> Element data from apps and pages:
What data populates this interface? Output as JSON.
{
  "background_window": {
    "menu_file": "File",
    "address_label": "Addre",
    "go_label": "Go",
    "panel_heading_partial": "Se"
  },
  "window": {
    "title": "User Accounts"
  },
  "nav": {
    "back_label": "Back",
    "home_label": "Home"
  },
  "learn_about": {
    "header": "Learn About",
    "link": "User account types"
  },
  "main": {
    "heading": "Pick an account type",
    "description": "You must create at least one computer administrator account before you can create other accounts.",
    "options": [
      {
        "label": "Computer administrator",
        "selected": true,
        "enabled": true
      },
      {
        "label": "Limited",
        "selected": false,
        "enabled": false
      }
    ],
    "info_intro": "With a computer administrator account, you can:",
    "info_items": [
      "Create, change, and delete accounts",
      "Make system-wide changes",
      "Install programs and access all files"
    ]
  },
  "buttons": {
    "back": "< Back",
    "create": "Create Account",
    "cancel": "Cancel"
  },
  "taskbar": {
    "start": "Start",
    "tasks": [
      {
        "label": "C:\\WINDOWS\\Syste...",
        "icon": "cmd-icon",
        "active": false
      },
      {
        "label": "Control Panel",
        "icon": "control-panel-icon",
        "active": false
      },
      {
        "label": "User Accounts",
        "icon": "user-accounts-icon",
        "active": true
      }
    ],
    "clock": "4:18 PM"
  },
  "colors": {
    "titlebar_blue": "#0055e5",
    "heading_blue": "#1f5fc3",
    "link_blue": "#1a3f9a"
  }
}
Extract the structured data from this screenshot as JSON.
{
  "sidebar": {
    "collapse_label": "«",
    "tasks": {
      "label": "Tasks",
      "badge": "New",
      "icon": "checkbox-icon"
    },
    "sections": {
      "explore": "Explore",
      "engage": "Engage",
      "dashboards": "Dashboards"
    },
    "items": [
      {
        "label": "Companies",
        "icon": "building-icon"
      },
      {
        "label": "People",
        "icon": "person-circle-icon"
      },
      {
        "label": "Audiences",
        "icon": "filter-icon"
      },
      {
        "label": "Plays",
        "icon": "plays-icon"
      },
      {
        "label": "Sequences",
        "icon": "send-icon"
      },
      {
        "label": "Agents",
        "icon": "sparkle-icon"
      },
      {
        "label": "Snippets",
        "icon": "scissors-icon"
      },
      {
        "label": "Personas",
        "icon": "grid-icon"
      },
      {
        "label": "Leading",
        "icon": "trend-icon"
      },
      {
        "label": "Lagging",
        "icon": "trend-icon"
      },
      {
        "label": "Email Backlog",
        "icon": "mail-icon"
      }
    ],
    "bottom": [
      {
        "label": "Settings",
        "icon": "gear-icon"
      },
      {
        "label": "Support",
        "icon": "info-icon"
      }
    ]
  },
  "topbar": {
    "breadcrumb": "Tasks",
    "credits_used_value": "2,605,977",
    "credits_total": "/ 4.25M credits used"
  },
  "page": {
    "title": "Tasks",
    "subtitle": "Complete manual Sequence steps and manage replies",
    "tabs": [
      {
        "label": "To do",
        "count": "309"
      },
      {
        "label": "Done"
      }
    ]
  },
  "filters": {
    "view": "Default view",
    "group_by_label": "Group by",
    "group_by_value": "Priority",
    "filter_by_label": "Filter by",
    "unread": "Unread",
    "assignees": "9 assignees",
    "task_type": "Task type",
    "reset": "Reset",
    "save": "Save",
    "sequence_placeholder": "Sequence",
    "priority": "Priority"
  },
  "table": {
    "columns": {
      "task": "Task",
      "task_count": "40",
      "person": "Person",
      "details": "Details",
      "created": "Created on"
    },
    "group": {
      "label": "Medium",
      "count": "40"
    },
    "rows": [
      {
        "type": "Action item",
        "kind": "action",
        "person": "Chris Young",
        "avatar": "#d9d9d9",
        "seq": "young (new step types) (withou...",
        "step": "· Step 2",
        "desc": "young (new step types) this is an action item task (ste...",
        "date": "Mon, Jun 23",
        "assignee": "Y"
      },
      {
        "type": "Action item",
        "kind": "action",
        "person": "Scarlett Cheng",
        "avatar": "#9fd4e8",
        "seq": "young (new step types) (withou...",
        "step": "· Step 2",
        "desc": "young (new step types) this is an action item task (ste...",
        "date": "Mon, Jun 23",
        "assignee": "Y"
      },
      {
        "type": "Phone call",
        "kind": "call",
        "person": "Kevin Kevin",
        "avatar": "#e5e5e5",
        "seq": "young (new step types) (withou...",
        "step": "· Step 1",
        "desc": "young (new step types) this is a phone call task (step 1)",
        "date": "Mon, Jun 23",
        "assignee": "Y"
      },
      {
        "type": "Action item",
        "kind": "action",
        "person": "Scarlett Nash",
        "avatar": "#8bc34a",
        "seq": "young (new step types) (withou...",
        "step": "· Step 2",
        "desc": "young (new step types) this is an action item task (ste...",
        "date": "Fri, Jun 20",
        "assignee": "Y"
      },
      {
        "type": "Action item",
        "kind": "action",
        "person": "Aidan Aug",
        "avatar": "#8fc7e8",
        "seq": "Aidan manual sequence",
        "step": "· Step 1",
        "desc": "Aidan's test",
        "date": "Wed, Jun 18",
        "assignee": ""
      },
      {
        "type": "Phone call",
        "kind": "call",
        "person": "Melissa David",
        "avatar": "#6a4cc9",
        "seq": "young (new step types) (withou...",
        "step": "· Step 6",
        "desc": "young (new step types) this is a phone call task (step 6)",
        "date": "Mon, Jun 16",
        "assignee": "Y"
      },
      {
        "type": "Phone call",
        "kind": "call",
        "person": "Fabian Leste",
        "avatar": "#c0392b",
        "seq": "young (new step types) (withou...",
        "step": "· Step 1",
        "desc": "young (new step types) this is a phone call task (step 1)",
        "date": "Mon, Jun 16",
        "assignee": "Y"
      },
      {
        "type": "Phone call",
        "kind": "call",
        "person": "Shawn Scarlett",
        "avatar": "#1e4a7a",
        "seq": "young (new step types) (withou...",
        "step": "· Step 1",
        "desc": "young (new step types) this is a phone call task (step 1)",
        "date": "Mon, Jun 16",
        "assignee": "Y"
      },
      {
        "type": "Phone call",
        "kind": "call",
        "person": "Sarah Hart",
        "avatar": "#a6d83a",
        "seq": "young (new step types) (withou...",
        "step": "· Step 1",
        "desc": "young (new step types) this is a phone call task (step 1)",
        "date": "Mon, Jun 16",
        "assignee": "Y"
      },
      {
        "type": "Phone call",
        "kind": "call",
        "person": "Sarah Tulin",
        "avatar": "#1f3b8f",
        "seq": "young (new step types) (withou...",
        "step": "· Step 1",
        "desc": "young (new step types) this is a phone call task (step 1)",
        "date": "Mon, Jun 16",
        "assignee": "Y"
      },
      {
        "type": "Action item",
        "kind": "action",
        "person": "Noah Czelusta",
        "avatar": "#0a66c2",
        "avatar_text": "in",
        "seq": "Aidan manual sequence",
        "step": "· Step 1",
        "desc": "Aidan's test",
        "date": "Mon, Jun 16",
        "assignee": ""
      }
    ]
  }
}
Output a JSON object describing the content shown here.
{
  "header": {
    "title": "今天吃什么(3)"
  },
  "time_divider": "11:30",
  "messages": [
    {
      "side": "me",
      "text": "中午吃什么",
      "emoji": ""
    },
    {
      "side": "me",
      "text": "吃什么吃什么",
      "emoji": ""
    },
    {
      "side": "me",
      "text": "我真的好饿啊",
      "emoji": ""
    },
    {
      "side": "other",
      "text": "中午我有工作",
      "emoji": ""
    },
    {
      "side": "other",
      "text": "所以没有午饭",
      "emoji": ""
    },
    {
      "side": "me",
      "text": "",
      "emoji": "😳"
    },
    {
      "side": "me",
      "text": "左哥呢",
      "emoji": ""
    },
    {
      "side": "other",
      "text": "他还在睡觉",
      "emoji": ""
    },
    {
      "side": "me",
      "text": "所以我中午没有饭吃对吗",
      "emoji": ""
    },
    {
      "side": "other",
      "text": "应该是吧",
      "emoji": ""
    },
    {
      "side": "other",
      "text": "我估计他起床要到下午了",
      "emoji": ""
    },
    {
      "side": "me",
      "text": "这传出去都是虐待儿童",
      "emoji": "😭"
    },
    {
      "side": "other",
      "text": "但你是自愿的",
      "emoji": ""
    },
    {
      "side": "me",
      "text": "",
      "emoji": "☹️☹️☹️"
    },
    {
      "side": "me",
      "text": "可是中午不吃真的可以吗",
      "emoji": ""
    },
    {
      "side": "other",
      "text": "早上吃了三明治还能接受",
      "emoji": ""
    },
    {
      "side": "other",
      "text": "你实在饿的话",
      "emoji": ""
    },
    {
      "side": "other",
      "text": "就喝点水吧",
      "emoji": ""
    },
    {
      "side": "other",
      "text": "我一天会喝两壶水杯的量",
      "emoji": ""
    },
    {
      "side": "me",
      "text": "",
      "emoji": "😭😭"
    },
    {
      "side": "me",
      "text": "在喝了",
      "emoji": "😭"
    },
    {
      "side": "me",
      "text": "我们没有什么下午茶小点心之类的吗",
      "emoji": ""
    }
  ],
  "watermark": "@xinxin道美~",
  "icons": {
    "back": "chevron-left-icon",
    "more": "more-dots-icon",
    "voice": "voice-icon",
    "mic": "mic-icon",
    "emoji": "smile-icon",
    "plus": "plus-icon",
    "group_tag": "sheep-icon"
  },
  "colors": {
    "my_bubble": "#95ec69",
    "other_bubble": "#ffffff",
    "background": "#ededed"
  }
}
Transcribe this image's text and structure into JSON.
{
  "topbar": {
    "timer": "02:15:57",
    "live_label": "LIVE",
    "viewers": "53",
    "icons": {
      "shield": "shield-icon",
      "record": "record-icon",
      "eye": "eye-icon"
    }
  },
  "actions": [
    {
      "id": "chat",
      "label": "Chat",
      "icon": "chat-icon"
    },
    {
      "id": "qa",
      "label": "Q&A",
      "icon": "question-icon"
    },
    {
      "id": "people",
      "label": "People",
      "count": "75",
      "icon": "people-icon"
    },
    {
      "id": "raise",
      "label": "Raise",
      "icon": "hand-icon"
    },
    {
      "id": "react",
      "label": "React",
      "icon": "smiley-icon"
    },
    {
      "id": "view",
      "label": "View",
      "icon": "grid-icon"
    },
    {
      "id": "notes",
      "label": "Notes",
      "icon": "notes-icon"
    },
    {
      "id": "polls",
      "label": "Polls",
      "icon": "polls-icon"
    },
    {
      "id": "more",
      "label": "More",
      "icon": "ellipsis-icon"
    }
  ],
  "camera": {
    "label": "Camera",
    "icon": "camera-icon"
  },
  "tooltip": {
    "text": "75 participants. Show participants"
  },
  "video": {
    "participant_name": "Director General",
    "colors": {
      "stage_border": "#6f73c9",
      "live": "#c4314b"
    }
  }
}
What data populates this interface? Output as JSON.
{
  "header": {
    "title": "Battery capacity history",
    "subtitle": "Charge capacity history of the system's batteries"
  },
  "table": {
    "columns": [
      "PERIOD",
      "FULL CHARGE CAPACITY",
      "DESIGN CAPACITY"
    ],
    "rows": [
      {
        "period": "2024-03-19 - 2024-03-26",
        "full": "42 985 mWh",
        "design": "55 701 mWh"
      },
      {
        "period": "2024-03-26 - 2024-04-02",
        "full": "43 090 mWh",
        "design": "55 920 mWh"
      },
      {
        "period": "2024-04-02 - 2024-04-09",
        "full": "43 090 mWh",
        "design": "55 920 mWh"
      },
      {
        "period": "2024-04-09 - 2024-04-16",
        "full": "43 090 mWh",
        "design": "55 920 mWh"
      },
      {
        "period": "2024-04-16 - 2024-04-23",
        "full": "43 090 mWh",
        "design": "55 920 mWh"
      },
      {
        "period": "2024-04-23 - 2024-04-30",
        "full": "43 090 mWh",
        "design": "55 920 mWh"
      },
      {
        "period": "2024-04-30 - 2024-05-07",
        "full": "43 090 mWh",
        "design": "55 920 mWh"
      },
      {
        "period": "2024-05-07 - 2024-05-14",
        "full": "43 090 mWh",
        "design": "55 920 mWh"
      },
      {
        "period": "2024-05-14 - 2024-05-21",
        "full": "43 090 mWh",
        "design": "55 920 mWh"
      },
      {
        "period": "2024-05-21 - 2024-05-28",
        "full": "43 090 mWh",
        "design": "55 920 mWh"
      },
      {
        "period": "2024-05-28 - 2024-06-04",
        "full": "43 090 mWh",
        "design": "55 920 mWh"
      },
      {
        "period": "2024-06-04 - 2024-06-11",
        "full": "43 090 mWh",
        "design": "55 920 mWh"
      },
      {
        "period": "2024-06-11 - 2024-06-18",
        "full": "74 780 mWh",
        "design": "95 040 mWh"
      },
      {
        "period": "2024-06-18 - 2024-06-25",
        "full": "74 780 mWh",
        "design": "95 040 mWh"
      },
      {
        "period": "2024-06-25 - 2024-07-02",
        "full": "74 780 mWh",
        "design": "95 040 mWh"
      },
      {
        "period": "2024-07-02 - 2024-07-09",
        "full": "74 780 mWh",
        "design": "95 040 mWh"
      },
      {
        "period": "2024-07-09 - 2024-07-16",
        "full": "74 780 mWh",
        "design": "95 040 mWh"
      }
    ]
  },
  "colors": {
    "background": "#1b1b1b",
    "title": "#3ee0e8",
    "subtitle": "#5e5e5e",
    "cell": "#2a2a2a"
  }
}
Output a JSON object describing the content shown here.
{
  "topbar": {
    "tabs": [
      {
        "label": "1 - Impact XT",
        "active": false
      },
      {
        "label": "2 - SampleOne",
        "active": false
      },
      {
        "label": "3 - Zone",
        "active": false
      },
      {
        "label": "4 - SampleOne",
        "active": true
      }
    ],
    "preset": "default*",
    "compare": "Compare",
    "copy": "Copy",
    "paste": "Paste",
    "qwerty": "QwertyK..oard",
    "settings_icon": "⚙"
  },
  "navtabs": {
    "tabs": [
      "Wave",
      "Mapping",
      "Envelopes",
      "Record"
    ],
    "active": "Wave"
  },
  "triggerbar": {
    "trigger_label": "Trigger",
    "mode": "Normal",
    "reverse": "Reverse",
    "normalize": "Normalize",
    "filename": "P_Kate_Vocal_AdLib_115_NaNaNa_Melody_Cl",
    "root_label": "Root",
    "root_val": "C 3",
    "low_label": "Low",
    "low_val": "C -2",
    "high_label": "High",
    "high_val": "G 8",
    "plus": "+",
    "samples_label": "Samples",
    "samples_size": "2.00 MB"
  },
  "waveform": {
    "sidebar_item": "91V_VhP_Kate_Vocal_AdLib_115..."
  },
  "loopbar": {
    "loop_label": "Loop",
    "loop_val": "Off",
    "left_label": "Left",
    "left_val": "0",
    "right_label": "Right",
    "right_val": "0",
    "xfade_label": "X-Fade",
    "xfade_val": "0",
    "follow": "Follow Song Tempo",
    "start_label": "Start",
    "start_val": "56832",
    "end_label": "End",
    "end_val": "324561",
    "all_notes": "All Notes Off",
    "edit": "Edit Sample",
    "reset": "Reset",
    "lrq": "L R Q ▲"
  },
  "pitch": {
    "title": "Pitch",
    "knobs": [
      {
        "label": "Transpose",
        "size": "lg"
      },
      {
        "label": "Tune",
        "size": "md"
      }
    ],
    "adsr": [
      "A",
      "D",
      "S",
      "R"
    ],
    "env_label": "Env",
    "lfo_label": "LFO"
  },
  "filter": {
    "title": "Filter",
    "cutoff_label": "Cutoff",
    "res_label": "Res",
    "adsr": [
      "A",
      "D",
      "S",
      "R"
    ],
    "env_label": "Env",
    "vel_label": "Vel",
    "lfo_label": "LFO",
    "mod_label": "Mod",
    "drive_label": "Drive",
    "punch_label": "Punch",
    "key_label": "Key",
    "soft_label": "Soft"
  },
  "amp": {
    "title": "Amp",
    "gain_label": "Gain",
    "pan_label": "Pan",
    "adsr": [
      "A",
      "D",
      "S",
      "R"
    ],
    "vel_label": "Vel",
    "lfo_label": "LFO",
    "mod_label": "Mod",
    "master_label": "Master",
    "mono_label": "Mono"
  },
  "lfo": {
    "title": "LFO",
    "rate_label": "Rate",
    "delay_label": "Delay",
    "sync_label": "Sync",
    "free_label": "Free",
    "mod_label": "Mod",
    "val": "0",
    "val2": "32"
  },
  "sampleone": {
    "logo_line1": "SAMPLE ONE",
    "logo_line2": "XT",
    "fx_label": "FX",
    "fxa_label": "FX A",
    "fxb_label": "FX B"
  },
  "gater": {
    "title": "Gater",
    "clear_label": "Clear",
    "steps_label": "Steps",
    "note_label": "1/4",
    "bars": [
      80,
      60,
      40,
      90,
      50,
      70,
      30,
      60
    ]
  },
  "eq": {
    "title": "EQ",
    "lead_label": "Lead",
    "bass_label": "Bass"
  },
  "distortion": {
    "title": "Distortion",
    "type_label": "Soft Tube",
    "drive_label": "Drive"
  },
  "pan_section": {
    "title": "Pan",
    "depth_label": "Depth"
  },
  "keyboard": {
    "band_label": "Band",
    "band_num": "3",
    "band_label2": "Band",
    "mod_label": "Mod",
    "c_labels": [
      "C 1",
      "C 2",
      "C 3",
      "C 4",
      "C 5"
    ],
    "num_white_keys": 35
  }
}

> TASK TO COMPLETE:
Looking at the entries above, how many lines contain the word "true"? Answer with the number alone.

> YOUR RESPONSE:
4